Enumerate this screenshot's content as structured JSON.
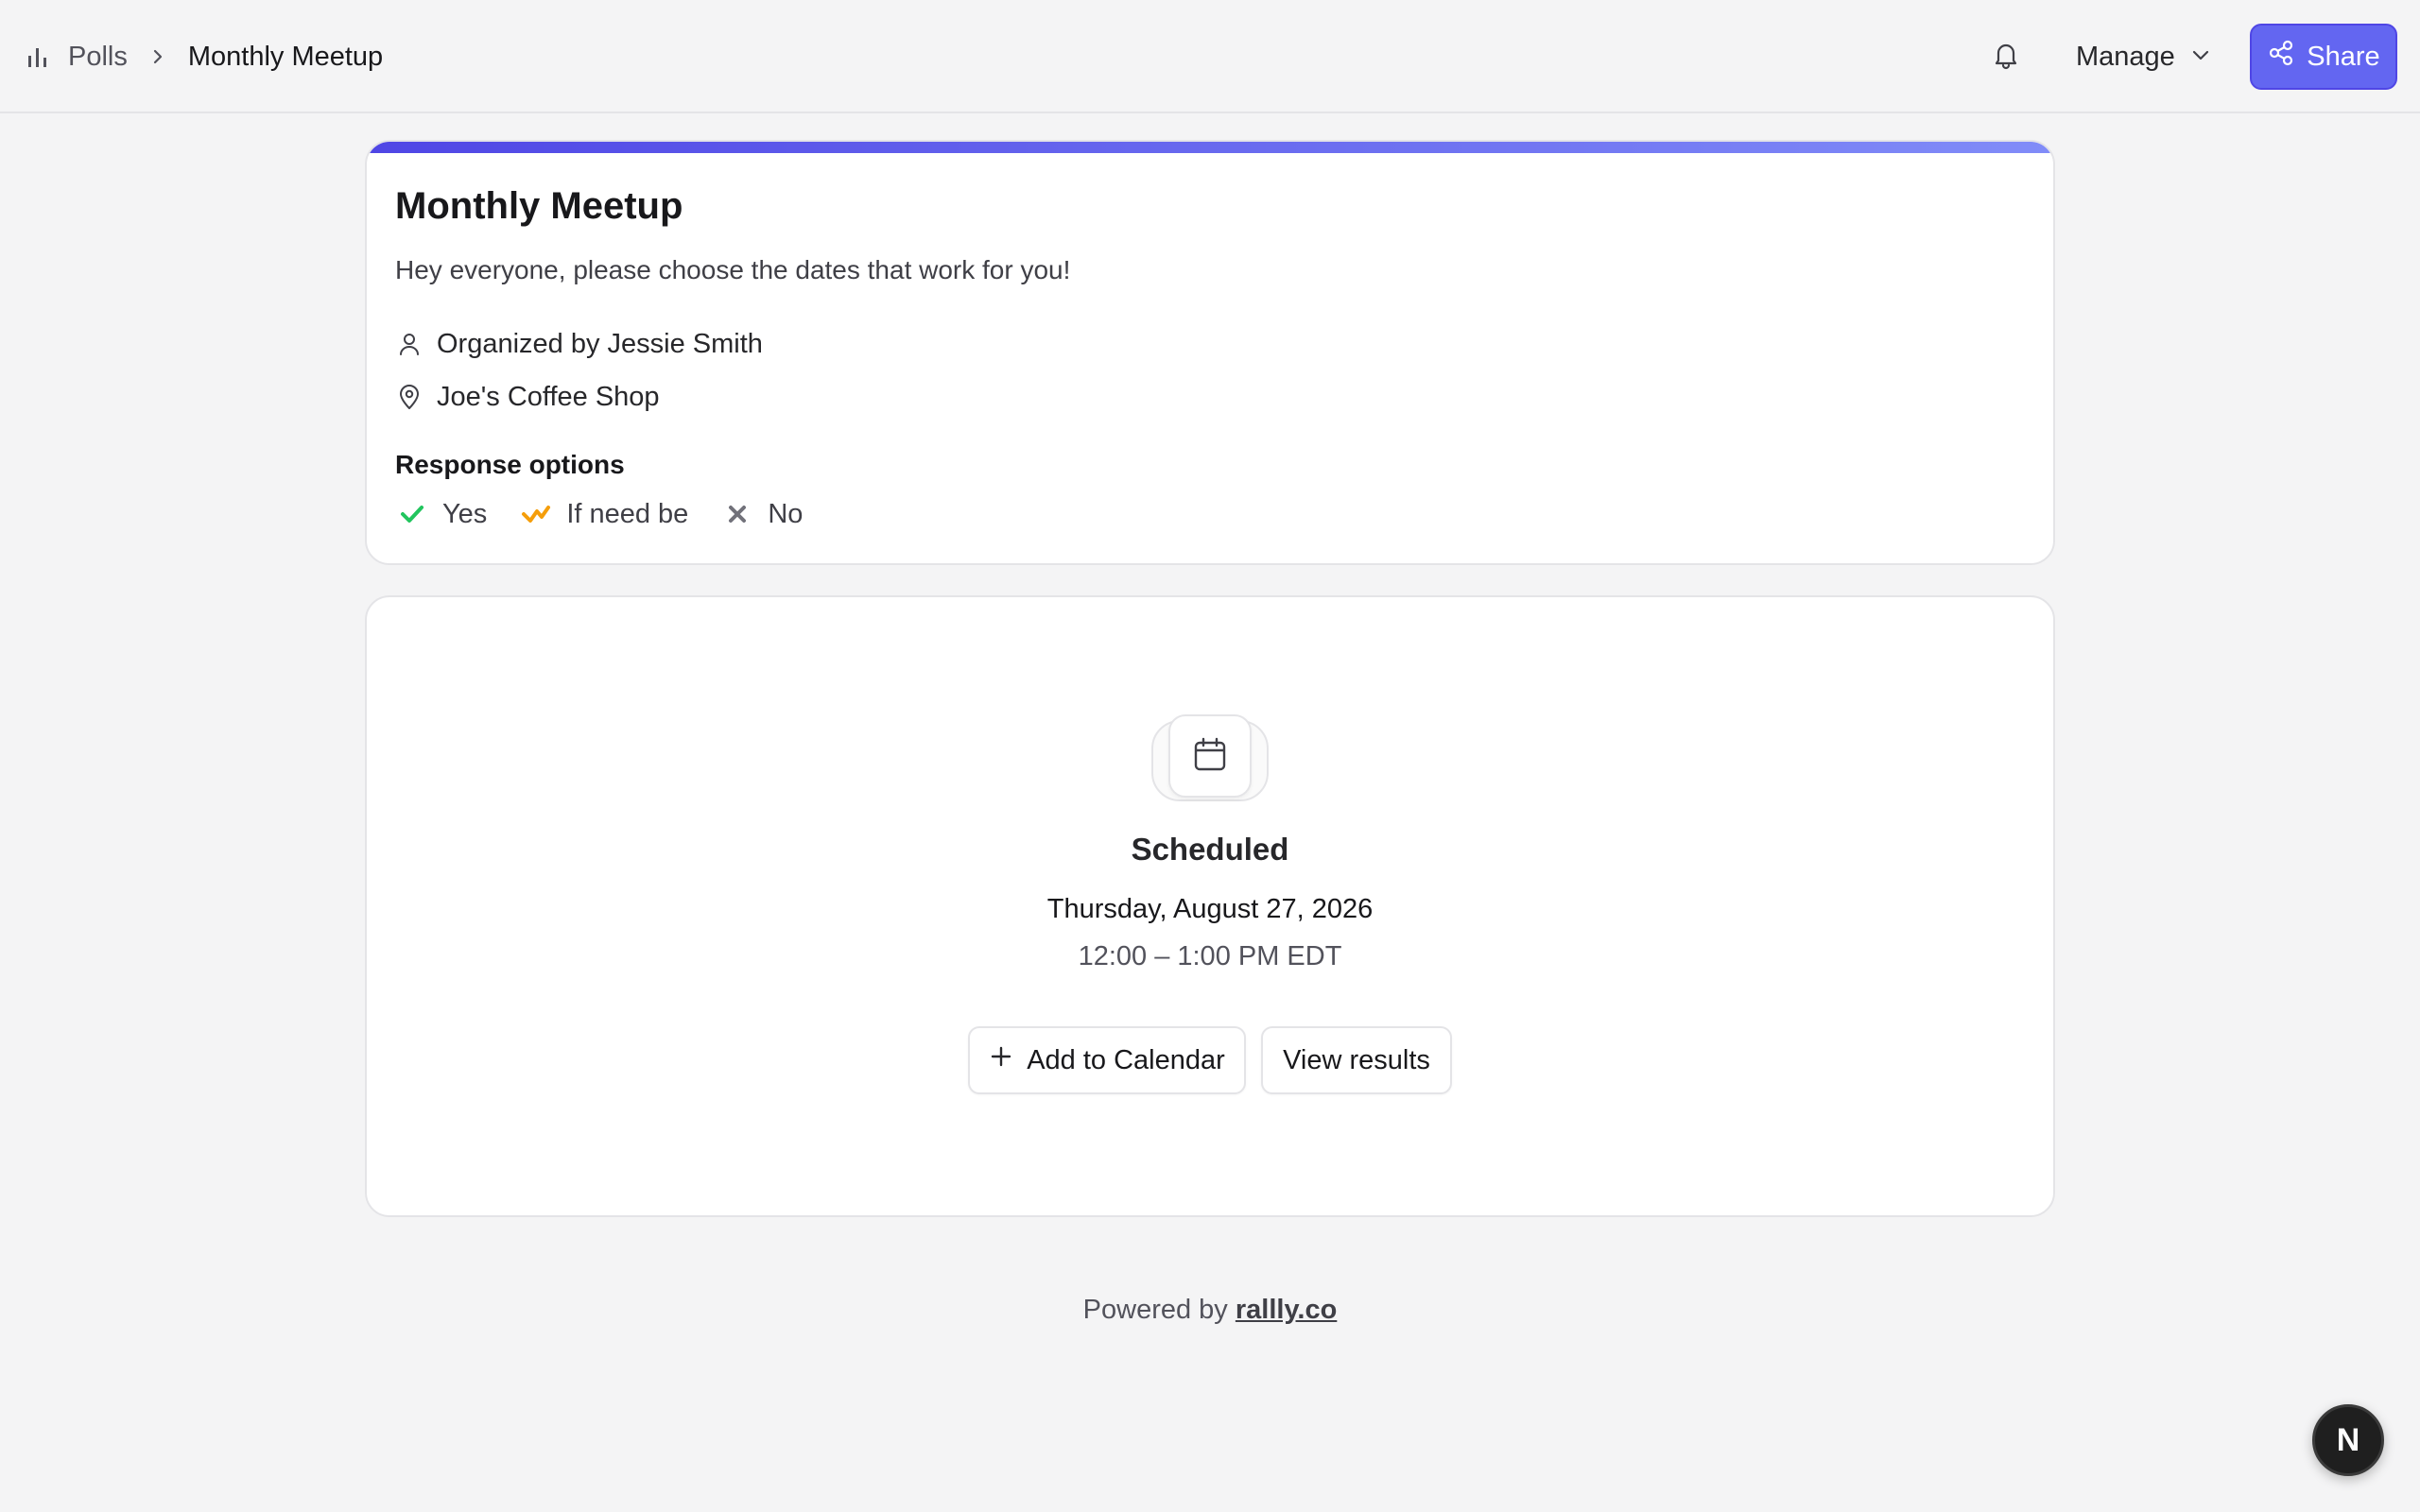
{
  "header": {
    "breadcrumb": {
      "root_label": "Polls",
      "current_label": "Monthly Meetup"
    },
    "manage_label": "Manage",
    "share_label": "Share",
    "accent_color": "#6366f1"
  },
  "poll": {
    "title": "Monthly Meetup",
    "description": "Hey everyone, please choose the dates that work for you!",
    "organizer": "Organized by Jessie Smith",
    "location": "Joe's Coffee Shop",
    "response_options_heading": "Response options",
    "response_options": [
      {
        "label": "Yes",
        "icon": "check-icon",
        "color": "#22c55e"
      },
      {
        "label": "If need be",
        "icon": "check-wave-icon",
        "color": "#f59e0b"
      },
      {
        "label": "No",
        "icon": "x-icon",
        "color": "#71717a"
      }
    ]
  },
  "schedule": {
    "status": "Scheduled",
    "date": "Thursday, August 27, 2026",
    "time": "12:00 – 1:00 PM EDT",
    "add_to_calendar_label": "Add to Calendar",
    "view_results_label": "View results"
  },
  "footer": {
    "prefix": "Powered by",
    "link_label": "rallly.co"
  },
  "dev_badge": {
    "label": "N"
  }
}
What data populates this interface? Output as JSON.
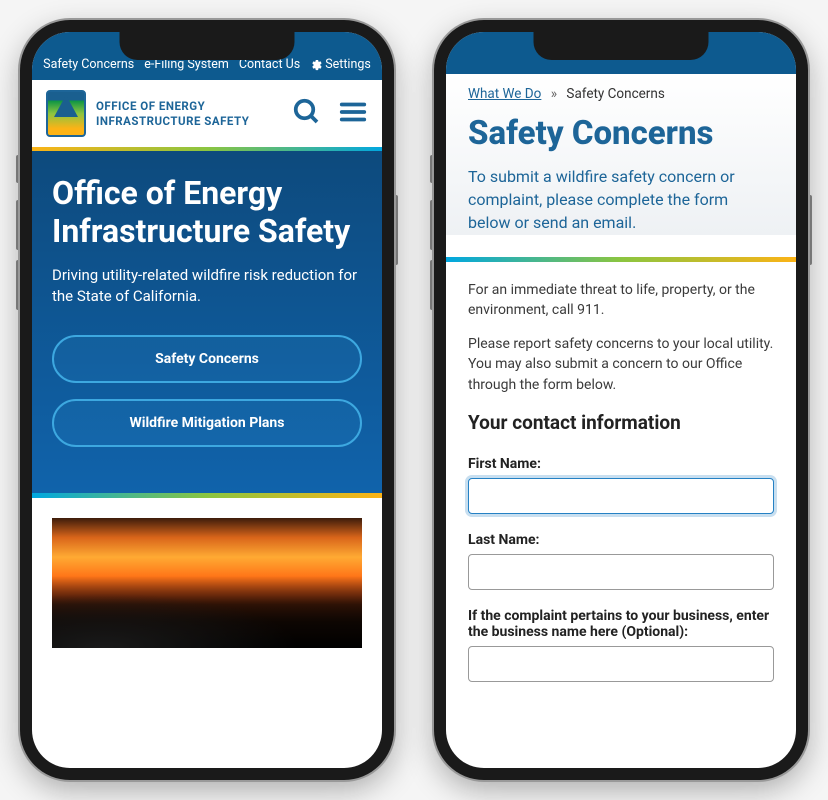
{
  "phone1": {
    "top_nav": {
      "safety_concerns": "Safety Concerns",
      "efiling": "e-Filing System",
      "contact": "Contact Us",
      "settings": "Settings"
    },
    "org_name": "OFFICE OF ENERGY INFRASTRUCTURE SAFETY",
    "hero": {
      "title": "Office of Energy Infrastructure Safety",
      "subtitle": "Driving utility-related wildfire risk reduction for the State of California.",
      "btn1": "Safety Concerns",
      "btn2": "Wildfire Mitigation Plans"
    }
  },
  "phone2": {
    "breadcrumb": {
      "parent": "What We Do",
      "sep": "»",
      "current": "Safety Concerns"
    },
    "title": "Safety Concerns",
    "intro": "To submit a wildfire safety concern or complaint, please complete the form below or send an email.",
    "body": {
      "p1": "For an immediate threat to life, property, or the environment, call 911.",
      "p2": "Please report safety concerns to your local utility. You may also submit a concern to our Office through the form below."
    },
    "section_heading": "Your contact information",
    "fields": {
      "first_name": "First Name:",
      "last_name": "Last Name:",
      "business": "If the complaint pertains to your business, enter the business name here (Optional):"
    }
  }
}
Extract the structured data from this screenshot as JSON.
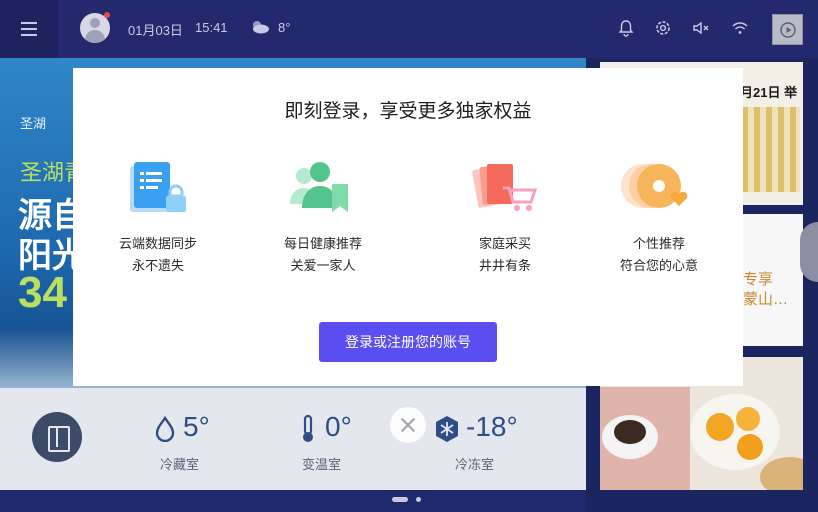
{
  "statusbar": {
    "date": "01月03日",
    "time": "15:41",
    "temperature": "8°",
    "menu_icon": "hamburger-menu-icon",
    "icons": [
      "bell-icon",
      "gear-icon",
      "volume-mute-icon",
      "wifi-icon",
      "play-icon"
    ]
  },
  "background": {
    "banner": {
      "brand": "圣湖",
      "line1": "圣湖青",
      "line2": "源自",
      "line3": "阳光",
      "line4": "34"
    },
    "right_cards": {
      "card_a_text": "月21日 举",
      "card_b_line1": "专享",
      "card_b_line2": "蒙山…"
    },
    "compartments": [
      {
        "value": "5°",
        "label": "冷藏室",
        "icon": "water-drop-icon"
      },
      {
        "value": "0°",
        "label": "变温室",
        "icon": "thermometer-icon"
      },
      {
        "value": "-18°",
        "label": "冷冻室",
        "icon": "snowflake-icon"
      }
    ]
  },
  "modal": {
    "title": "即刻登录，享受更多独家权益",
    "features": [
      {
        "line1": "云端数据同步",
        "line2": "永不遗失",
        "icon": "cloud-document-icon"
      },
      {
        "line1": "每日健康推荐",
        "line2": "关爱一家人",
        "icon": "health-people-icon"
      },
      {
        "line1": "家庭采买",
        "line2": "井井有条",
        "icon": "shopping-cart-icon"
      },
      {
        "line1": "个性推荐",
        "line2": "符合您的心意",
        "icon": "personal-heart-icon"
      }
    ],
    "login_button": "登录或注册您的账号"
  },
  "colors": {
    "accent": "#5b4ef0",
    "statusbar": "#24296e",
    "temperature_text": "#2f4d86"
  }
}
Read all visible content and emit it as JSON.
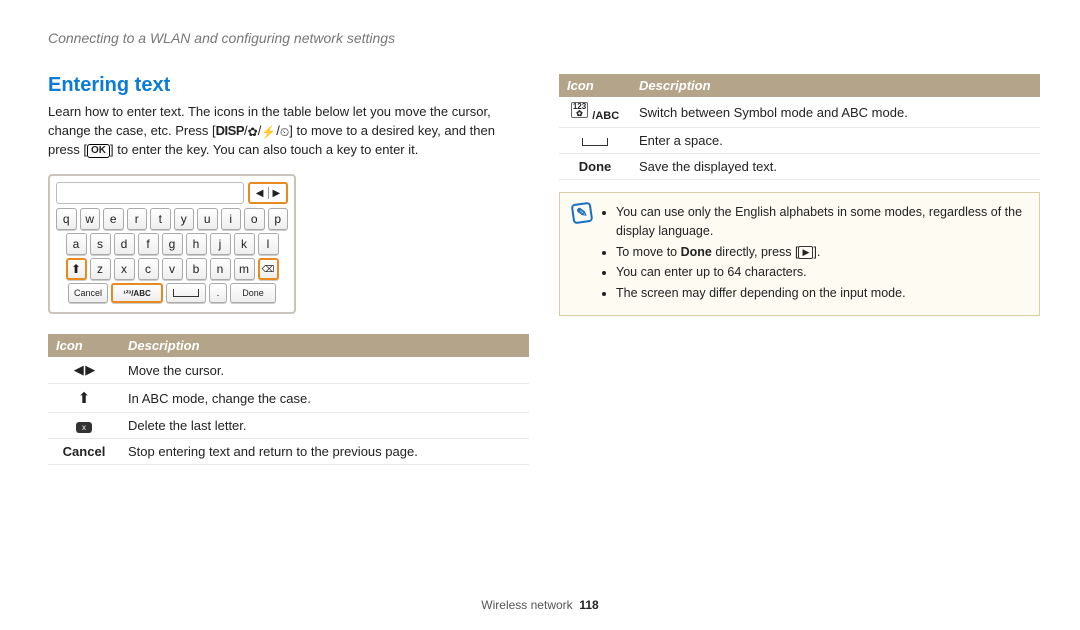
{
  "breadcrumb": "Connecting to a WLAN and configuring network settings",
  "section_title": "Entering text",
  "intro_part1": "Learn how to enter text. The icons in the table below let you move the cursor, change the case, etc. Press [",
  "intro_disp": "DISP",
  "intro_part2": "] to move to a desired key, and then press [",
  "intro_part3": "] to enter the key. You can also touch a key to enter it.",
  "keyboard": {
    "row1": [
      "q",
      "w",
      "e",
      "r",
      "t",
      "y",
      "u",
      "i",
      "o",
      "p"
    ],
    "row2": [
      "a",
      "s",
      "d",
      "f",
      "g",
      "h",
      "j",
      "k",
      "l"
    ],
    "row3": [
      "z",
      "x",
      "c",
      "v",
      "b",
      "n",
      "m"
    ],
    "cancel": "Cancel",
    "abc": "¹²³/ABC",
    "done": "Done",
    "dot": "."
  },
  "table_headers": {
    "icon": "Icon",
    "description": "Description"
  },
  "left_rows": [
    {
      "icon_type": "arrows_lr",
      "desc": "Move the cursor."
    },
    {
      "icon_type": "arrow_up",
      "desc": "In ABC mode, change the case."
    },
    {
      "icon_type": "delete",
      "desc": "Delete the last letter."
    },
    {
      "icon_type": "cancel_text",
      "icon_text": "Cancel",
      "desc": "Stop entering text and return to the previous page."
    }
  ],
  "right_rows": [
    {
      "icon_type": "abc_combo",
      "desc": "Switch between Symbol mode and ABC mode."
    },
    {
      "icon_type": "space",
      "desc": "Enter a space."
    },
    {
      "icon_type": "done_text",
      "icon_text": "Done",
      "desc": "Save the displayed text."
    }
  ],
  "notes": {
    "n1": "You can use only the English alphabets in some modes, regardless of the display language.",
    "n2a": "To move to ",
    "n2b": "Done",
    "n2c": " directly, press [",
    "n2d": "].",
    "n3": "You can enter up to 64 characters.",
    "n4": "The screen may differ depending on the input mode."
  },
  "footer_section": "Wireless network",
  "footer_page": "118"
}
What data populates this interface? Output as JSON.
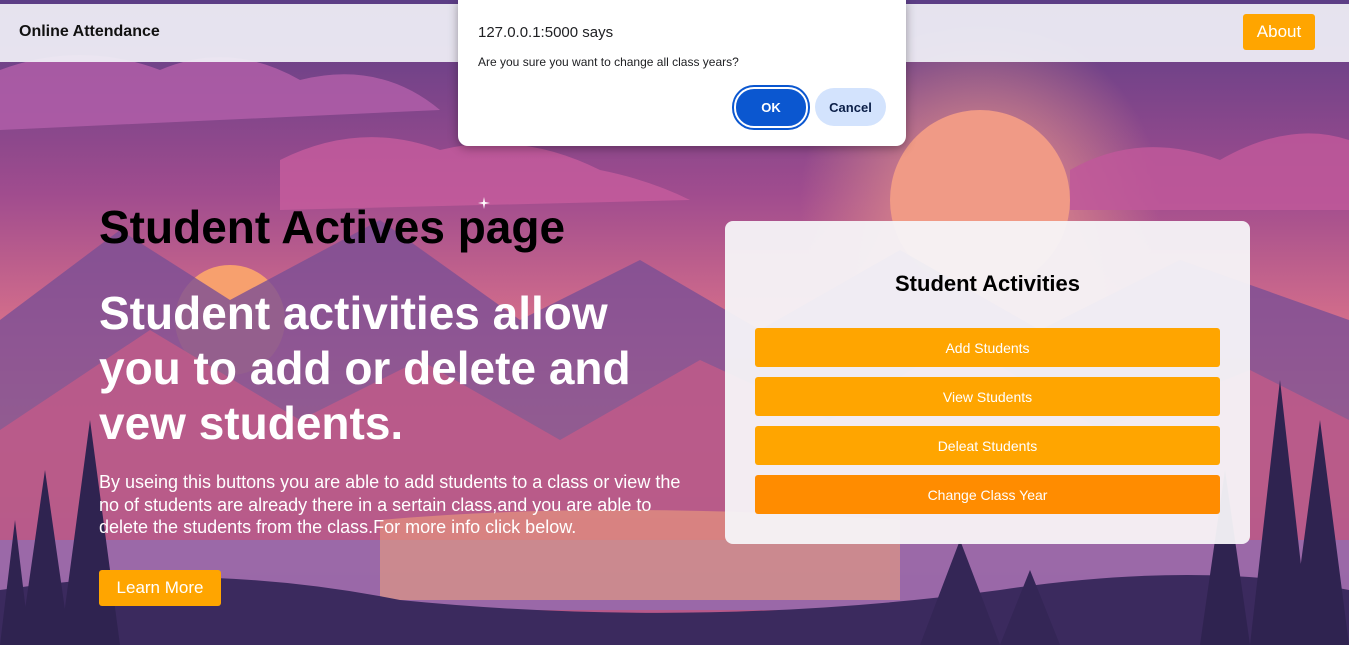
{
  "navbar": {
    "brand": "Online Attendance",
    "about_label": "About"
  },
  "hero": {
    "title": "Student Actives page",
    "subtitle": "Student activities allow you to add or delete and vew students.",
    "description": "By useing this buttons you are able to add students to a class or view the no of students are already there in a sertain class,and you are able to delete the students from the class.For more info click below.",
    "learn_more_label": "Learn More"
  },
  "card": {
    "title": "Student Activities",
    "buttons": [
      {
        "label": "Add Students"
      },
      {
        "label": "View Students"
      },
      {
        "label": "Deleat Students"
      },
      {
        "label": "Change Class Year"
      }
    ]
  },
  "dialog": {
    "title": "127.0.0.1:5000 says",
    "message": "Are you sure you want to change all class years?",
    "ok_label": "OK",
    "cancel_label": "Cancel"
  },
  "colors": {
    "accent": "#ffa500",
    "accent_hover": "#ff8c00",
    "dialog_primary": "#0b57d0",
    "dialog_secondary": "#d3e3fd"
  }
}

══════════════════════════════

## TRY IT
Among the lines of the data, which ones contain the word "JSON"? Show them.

## ANSWER SECTION
Enumerate this screenshot's content as structured JSON.
What data populates this interface? Output as JSON.
Extract the structured data from this screenshot as JSON.
Read all visible content and emit it as JSON.
What data populates this interface? Output as JSON.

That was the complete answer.